4 a.m.

Wakened from a sound sleep at 4 a.m. this morning by the roar of big long trucks parking (as I discovered when I dragged myself out of bed to see what the h— was going on) on both sides of the rather narrow street under our windows. And then doors banging, men shouting, trucks idling, generators roaring. We had been warned by the arrondissement city hall that someone was making a fashion film on the Place, but nobody mentioned that they were starting in the middle of the night and would have generators going all day. I haven’t been out to see what it going on, because I am consigned to residence with bronchitis—a cough and cold etc I’ve been staving off for a couple of weeks but which finally got me. Well, at least I have an excuse for not being out and about seeing and doing all the things I should be seeing and doing.

I mentioned I’d seen the Bonnard show at the Tate Modern; I found it a little disappointing. All the paintings I know and love were there plus rooms of paintings I hadn’t ever seen, but which didn’t add much—indeed subtracted somewhat—from the ones I love, because they made me conscious of a narrowness in his technique and vision. The panoramic landscapes struck me as uninteresting, almost amateur; and then, of course, he repeats his structural tricks (the windows, the doorways). But the colours were still beautiful as were the interiors and gardens, along with his portraits of both himself and Marthe, his companion.

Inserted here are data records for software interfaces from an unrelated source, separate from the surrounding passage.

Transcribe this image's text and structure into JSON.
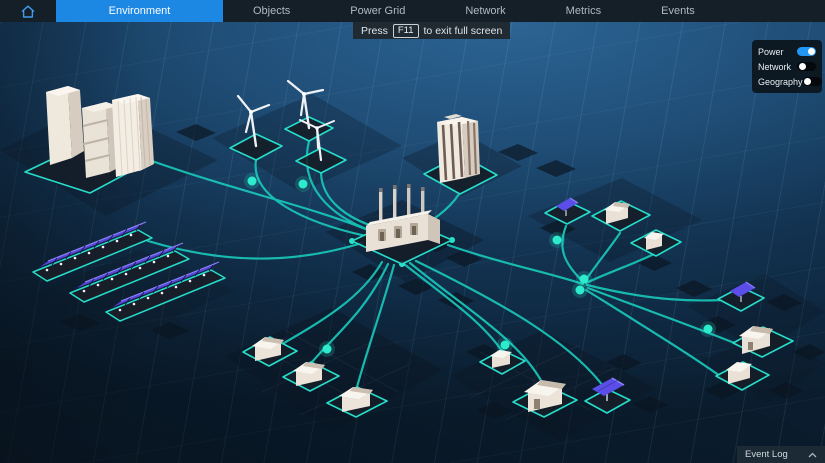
{
  "nav": {
    "home_icon": "home-icon",
    "tabs": [
      {
        "label": "Environment",
        "active": true
      },
      {
        "label": "Objects",
        "active": false
      },
      {
        "label": "Power Grid",
        "active": false
      },
      {
        "label": "Network",
        "active": false
      },
      {
        "label": "Metrics",
        "active": false
      },
      {
        "label": "Events",
        "active": false
      }
    ]
  },
  "toast": {
    "prefix": "Press",
    "key": "F11",
    "suffix": "to exit full screen"
  },
  "layers_panel": {
    "items": [
      {
        "label": "Power",
        "enabled": true
      },
      {
        "label": "Network",
        "enabled": false
      },
      {
        "label": "Geography",
        "enabled": false
      }
    ]
  },
  "event_log": {
    "label": "Event Log",
    "icon": "chevron-up-icon"
  },
  "colors": {
    "nav_bg": "#151f28",
    "active_tab": "#1d87e4",
    "scene_top": "#2e6899",
    "scene_bottom": "#0b1d2d",
    "link_teal": "#1cc5b8",
    "node_dot": "#2deccd",
    "tile_outline": "#27dcc9",
    "solar_panel": "#5a4de8",
    "building_cream": "#efe8dd",
    "toggle_on": "#2196f3"
  },
  "scene": {
    "view": "isometric-power-grid-twin",
    "hub": "power-plant",
    "sites": [
      {
        "name": "office-skyscrapers",
        "count": 3
      },
      {
        "name": "solar-farm-strips",
        "count": 3
      },
      {
        "name": "wind-turbines",
        "count": 3
      },
      {
        "name": "office-tower",
        "count": 1
      },
      {
        "name": "power-plant",
        "count": 1
      },
      {
        "name": "rooftop-solar-panels",
        "count": 3
      },
      {
        "name": "residential-houses",
        "count": 9
      }
    ]
  }
}
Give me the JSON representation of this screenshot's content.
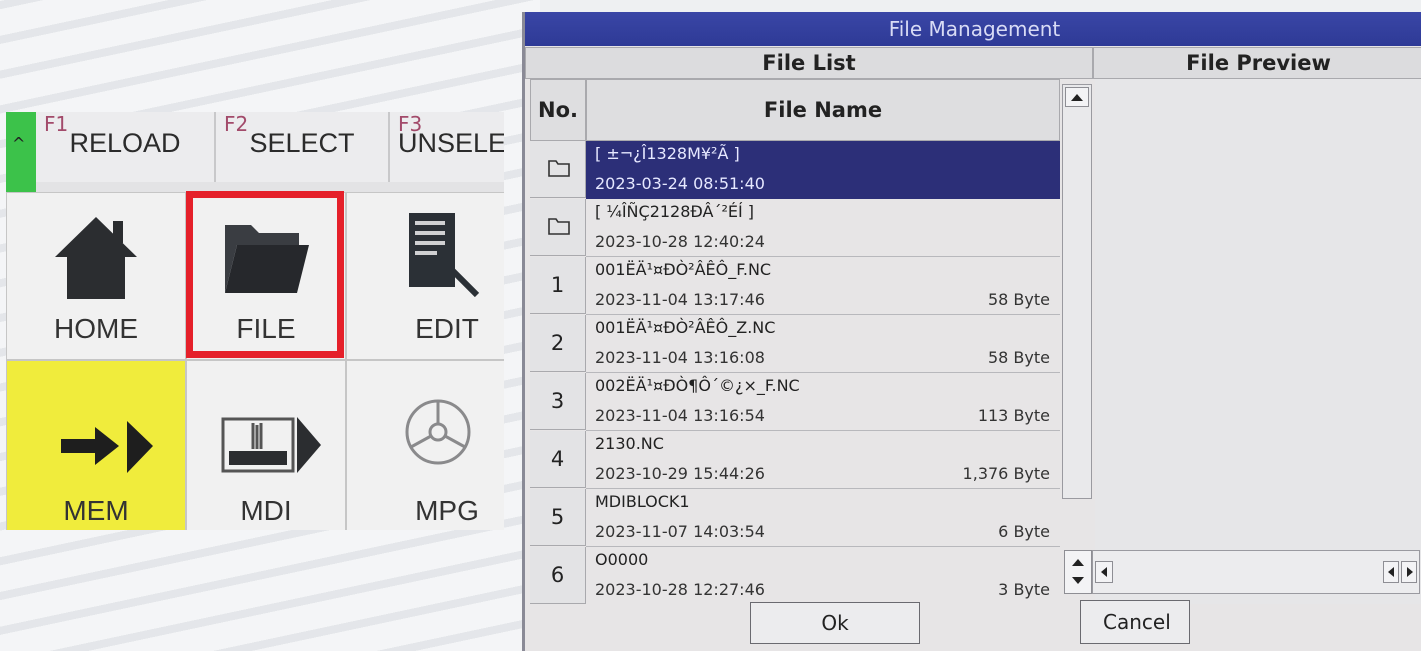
{
  "function_keys": [
    {
      "number": "F1",
      "label": "RELOAD"
    },
    {
      "number": "F2",
      "label": "SELECT"
    },
    {
      "number": "F3",
      "label": "UNSELE"
    }
  ],
  "fkey_edge_glyph": "^",
  "mode_tiles": [
    {
      "label": "HOME",
      "icon": "home-icon"
    },
    {
      "label": "FILE",
      "icon": "folder-icon",
      "highlighted": true
    },
    {
      "label": "EDIT",
      "icon": "edit-document-icon"
    },
    {
      "label": "MEM",
      "icon": "arrow-right-icon",
      "active": true
    },
    {
      "label": "MDI",
      "icon": "hand-arrow-icon"
    },
    {
      "label": "MPG",
      "icon": "handwheel-icon"
    }
  ],
  "colors": {
    "highlight_box": "#e5202a",
    "mem_tile": "#f0ec3c",
    "title_bar": "#2e3a96",
    "selected_row": "#2c2f78",
    "fkey_edge": "#3cc24a"
  },
  "dialog": {
    "title": "File Management",
    "file_list_header": "File List",
    "file_preview_header": "File Preview",
    "col_no": "No.",
    "col_file_name": "File Name",
    "ok_label": "Ok",
    "cancel_label": "Cancel"
  },
  "files": [
    {
      "no": "",
      "type": "folder",
      "name": "[ ±¬¿Î1328M¥²Ã ]",
      "date": "2023-03-24 08:51:40",
      "size": "",
      "selected": true
    },
    {
      "no": "",
      "type": "folder",
      "name": "[ ¼ÎÑÇ2128ÐÂ´²ÉÍ ]",
      "date": "2023-10-28 12:40:24",
      "size": ""
    },
    {
      "no": "1",
      "type": "file",
      "name": "001ËÄ¹¤ÐÒ²ÂÊÔ_F.NC",
      "date": "2023-11-04 13:17:46",
      "size": "58 Byte"
    },
    {
      "no": "2",
      "type": "file",
      "name": "001ËÄ¹¤ÐÒ²ÂÊÔ_Z.NC",
      "date": "2023-11-04 13:16:08",
      "size": "58 Byte"
    },
    {
      "no": "3",
      "type": "file",
      "name": "002ËÄ¹¤ÐÒ¶Ô´©¿×_F.NC",
      "date": "2023-11-04 13:16:54",
      "size": "113 Byte"
    },
    {
      "no": "4",
      "type": "file",
      "name": "2130.NC",
      "date": "2023-10-29 15:44:26",
      "size": "1,376 Byte"
    },
    {
      "no": "5",
      "type": "file",
      "name": "MDIBLOCK1",
      "date": "2023-11-07 14:03:54",
      "size": "6 Byte"
    },
    {
      "no": "6",
      "type": "file",
      "name": "O0000",
      "date": "2023-10-28 12:27:46",
      "size": "3 Byte"
    }
  ]
}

I remember feeling a similar letdown at a big retrospective of Braque at the Grand Palais some years ago—there was too much, and much of it was not first-rate, and perhaps I would rather not have known that. Which, I suppose, only goes to show how great the greatest painters are, and what some of the differences are. I imagine that goes for poems as well.

It’s a crisp, sunny morning—no, afternoon now and the walls are vibrating along with the generators. Perhaps the fashion shoot will pay for the fire damage to St Sulpice, which we’ve learned with cost $1m to repair; the fire was, it seems, criminal in original, set among the belongings one of the homeless folks who sleep in the church doorway, and which he stored during the day behind the big oak outer doors.

Almost forgot to mention that my new poem ‘Apple Thieves’ will appear in next week’s New Yorker.